Diabetes – What is Diabetes?
Diabetes is a serious disease that is affecting millions of people each year. It occurs when the body is unable to produce enough insulin, or fails to use the insulin that it produces effectively.
The good news is that it is curable and prevented or delayed with diet, exercise and medication. It is important to recognize the signs so you can determine whether you have a problem and seek treatment.
What is diabetes?
Diabetes is a chronic health problem (long-lasting), which alters the way your body converts food into energy. It happens when your pancreas isn’t producing enough insulin or doesn’t utilize it as efficiently as it should.
Insulin is the hormone that aids your body to absorb and utilize glucose, also referred to as sugar. People with type 2 diabetes do not produce enough insulin or their bodies aren’t able to make it in a proper way.
The blood sugar levels increase over time in both types of diabetes. This can lead to problems with your eyes, feet and kidneys. It could also cause damage to blood vessels in your heart and brain.
Type 1 diabetes
Type 1 diabetes is an auto-immune disease, meaning that the body’s immune system attacks and destroys insulin-producing cells in the pancreas. This process can take many years or months before eventually resulting in an inability to produce insulin.
Type 1 diabetics must take insulin each day. They also must monitor their blood glucose levels and adjust their the insulin, food and activity levels in order to keep their blood glucose within a healthy range.
Type 2 diabetes
If you suffer from type 2 diabetes, your body is not making the insulin it needs to. Insulin is a hormone that helps your cells remove blood sugar (glucose) out of your blood and into your cells so that it can be used to create energy.
Type 2 diabetics need to exercise and adhere to a healthy diet. They may also have to take medication to manage their blood sugar levels.
Women with diabetes are afflicted with symptoms
Diabetes is a chronic condition that affects all races as well as ethnic groups age, genders, and ages.

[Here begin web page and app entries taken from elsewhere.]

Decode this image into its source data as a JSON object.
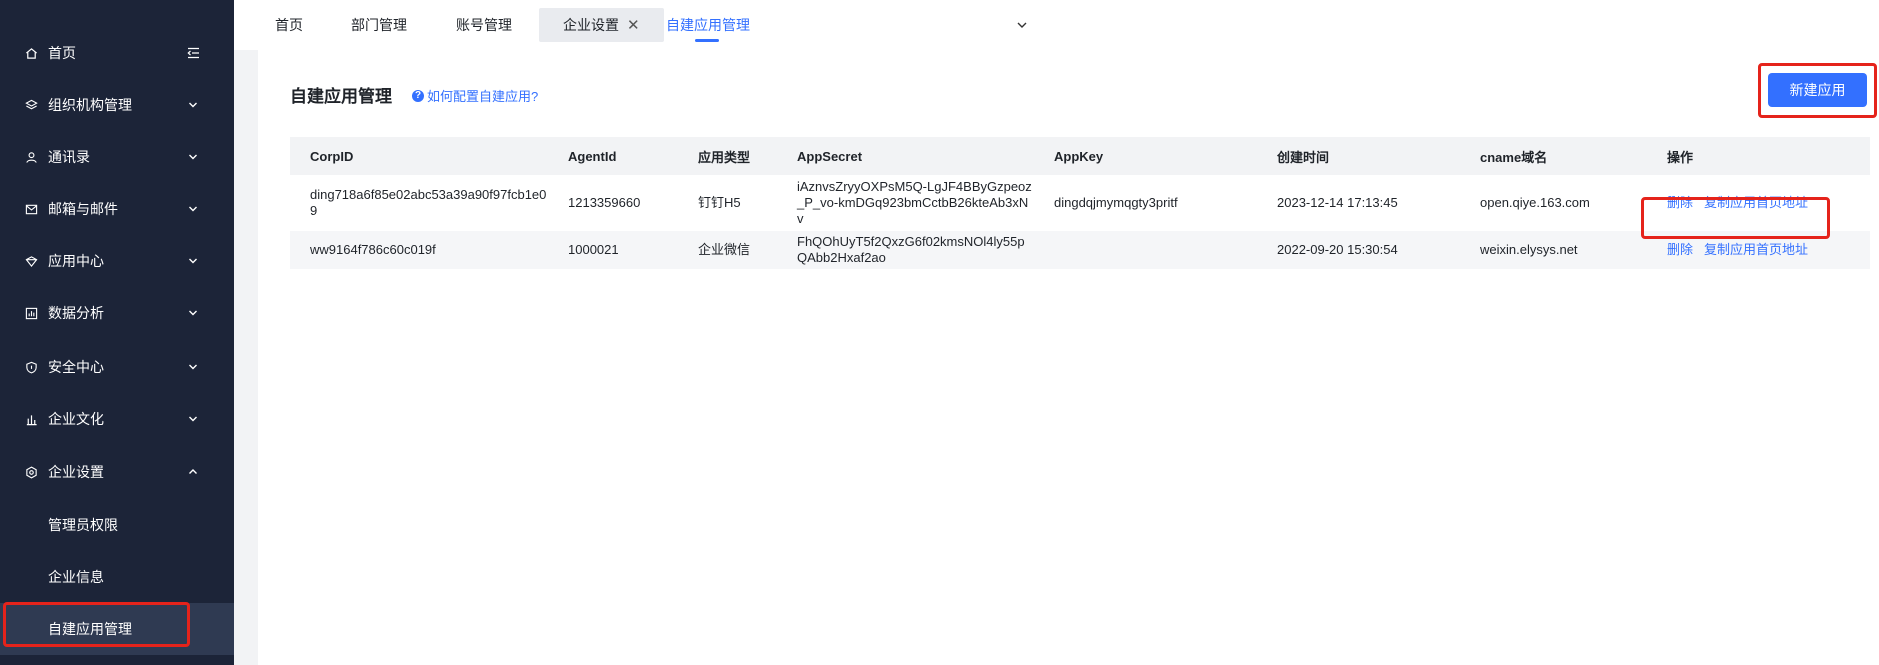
{
  "sidebar": {
    "items": [
      {
        "label": "首页",
        "icon": "home-icon"
      },
      {
        "label": "组织机构管理",
        "icon": "layers-icon"
      },
      {
        "label": "通讯录",
        "icon": "user-icon"
      },
      {
        "label": "邮箱与邮件",
        "icon": "mail-icon"
      },
      {
        "label": "应用中心",
        "icon": "app-icon"
      },
      {
        "label": "数据分析",
        "icon": "chart-icon"
      },
      {
        "label": "安全中心",
        "icon": "shield-icon"
      },
      {
        "label": "企业文化",
        "icon": "bar-icon"
      },
      {
        "label": "企业设置",
        "icon": "settings-icon"
      }
    ],
    "sub_items": [
      {
        "label": "管理员权限"
      },
      {
        "label": "企业信息"
      },
      {
        "label": "自建应用管理",
        "active": true
      }
    ]
  },
  "tabs": [
    {
      "label": "首页"
    },
    {
      "label": "部门管理"
    },
    {
      "label": "账号管理"
    },
    {
      "label": "企业设置",
      "closable": true
    },
    {
      "label": "自建应用管理",
      "active": true
    }
  ],
  "main": {
    "title": "自建应用管理",
    "help_link": "如何配置自建应用?",
    "new_button": "新建应用"
  },
  "table": {
    "columns": [
      "CorpID",
      "AgentId",
      "应用类型",
      "AppSecret",
      "AppKey",
      "创建时间",
      "cname域名",
      "操作"
    ],
    "rows": [
      {
        "corpid": "ding718a6f85e02abc53a39a90f97fcb1e09",
        "agentid": "1213359660",
        "type": "钉钉H5",
        "secret": "iAznvsZryyOXPsM5Q-LgJF4BByGzpeoz_P_vo-kmDGq923bmCctbB26kteAb3xNv",
        "appkey": "dingdqjmymqgty3pritf",
        "created": "2023-12-14 17:13:45",
        "cname": "open.qiye.163.com",
        "op_delete": "删除",
        "op_copy": "复制应用首页地址"
      },
      {
        "corpid": "ww9164f786c60c019f",
        "agentid": "1000021",
        "type": "企业微信",
        "secret": "FhQOhUyT5f2QxzG6f02kmsNOl4ly55pQAbb2Hxaf2ao",
        "appkey": "",
        "created": "2022-09-20 15:30:54",
        "cname": "weixin.elysys.net",
        "op_delete": "删除",
        "op_copy": "复制应用首页地址"
      }
    ]
  },
  "colors": {
    "sidebar_bg": "#1c2438",
    "accent": "#3370ff",
    "highlight_box": "#e5231b"
  }
}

Women are more susceptible than males.
Women who suffer from diabetes have a higher chance of developing complications compared to men, including heart disease (the most commonly reported diabetes complication) and vision loss.

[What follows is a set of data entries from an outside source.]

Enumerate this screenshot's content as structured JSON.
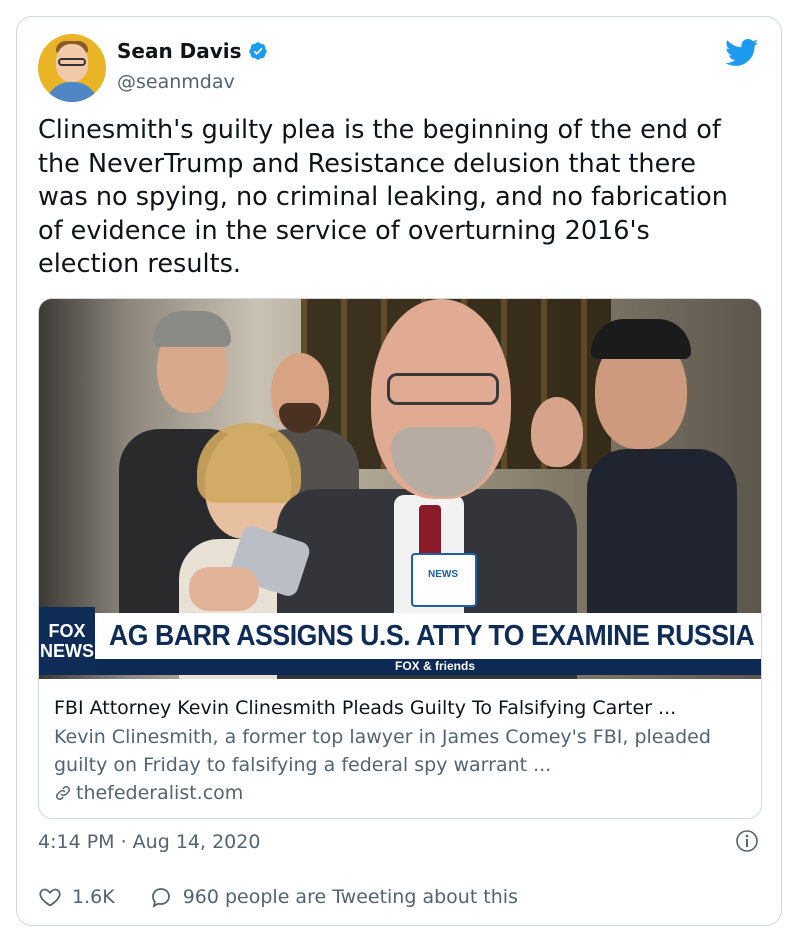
{
  "author": {
    "name": "Sean Davis",
    "handle": "@seanmdav",
    "verified": true
  },
  "tweet": {
    "text": "Clinesmith's guilty plea is the beginning of the end of\nthe NeverTrump and Resistance delusion that there\nwas no spying, no criminal leaking, and no fabrication\nof evidence in the service of overturning 2016's\nelection results."
  },
  "link_card": {
    "image": {
      "logo_text": "FOX\nNEWS",
      "headline": "AG BARR ASSIGNS U.S. ATTY TO EXAMINE RUSSIA PROB",
      "sub_label": "FOX & friends",
      "mic_label": "NEWS"
    },
    "title": "FBI Attorney Kevin Clinesmith Pleads Guilty To Falsifying Carter ...",
    "description": "Kevin Clinesmith, a former top lawyer in James Comey's FBI, pleaded guilty on Friday to falsifying a federal spy warrant ...",
    "domain": "thefederalist.com"
  },
  "meta": {
    "timestamp": "4:14 PM · Aug 14, 2020"
  },
  "actions": {
    "likes": "1.6K",
    "discussion": "960 people are Tweeting about this"
  },
  "colors": {
    "twitter_blue": "#1d9bf0",
    "text_primary": "#0f1419",
    "text_secondary": "#536471",
    "fox_navy": "#0f2c57"
  }
}
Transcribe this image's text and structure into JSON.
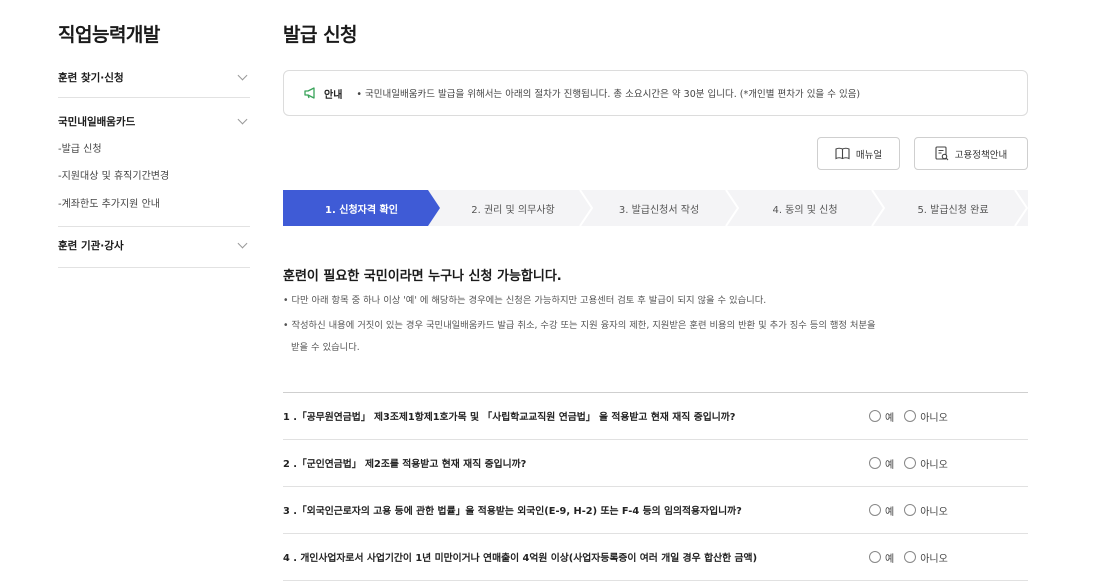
{
  "sidebar": {
    "title": "직업능력개발",
    "sections": [
      {
        "label": "훈련 찾기·신청",
        "subitems": []
      },
      {
        "label": "국민내일배움카드",
        "subitems": [
          "-발급 신청",
          "-지원대상 및 휴직기간변경",
          "-계좌한도 추가지원 안내"
        ]
      },
      {
        "label": "훈련 기관·강사",
        "subitems": []
      }
    ]
  },
  "main": {
    "title": "발급 신청",
    "notice": {
      "label": "안내",
      "text": "• 국민내일배움카드 발급을 위해서는 아래의 절차가 진행됩니다. 총 소요시간은 약 30분 입니다. (*개인별 편차가 있을 수 있음)"
    },
    "buttons": {
      "manual": "매뉴얼",
      "policy": "고용정책안내"
    },
    "steps": [
      "1. 신청자격 확인",
      "2. 권리 및 의무사항",
      "3. 발급신청서 작성",
      "4. 동의 및 신청",
      "5. 발급신청 완료"
    ],
    "headline": "훈련이 필요한 국민이라면 누구나 신청 가능합니다.",
    "bullets": [
      "• 다만 아래 항목 중 하나 이상 '예' 에 해당하는 경우에는 신청은 가능하지만 고용센터 검토 후 발급이 되지 않을 수 있습니다.",
      "• 작성하신 내용에 거짓이 있는 경우 국민내일배움카드 발급 취소, 수강 또는 지원 융자의 제한, 지원받은 훈련 비용의 반환 및 추가 징수 등의 행정 처분을",
      "받을 수 있습니다."
    ],
    "questions": [
      "1 .「공무원연금법」 제3조제1항제1호가목 및 「사립학교교직원 연금법」 을 적용받고 현재 재직 중입니까?",
      "2 .「군인연금법」 제2조를 적용받고 현재 재직 중입니까?",
      "3 .「외국인근로자의 고용 등에 관한 법률」을 적용받는 외국인(E-9, H-2) 또는 F-4 등의 임의적용자입니까?",
      "4 . 개인사업자로서 사업기간이 1년 미만이거나 연매출이 4억원 이상(사업자등록증이 여러 개일 경우 합산한 금액)"
    ],
    "options": {
      "yes": "예",
      "no": "아니오"
    }
  },
  "colors": {
    "accent": "#3f5bd6",
    "step_bg": "#f4f4f6"
  }
}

One of the early warning signs of women with diabetes is a rise in thirst and urinary frequency, also known as polydipsia. This is because diabetes causes excessive sugar to accumulate in your blood and your kidneys aren’t equipped to get rid of it correctly.
Symptoms of diabetes in men
Diabetes is a condition that occurs when cells are unable to use glucose (blood sugar) as energy. This is typically because the pancreas stops producing enough insulin.
This can lead to high blood glucose levels. Your body attempts to lower these levels by flushing excess glucose from your bloodstream through urine.
People who have diabetes often experience thirst and require to drink large amounts of fluids. It can be as much as four liters daily.
Men can also experience weight loss since their bodies break down muscle to make energy instead of fat. This is due to the fact that their blood sugar levels stay high for long periods.
A healthy diabetes diet is a crucial aspect of managing the condition. It can help regulate blood sugar levels and weight, as well as reduce risk factors for heart disease.
Your diet should consist of plenty of whole food items, including fruits, vegetables, whole grains as well as beans and dairy that is low in fat. It should also be low in saturated (unhealthy) fats and added sugars.
You might also consider limiting the amount of sugar-sweetened beverages you consume. These drinks often have plenty of sugar in them, which can lead to high blood sugar levels.
Your doctor may suggest diabetes medications to help keep your blood glucose (blood sugar) levels within a normal range. These medications are typically paired with lifestyle changes like diet and exercise to help you manage your diabetes.
If your blood sugar levels are not being adequately controlled with one medication, you might need to add a second medication. Your doctor will assist you to select the most appropriate medication for your needs and preferences.
Newer medications, such as sodium-glucose -cotransporter-2 inhibitors, and glucagon peptide-1 receptor antagonists, lower blood sugar and have benefits for the kidneys and cardiovascular system, as well as decreasing the chance of developing complications. They also help with weight loss, and are available in tablets and injections.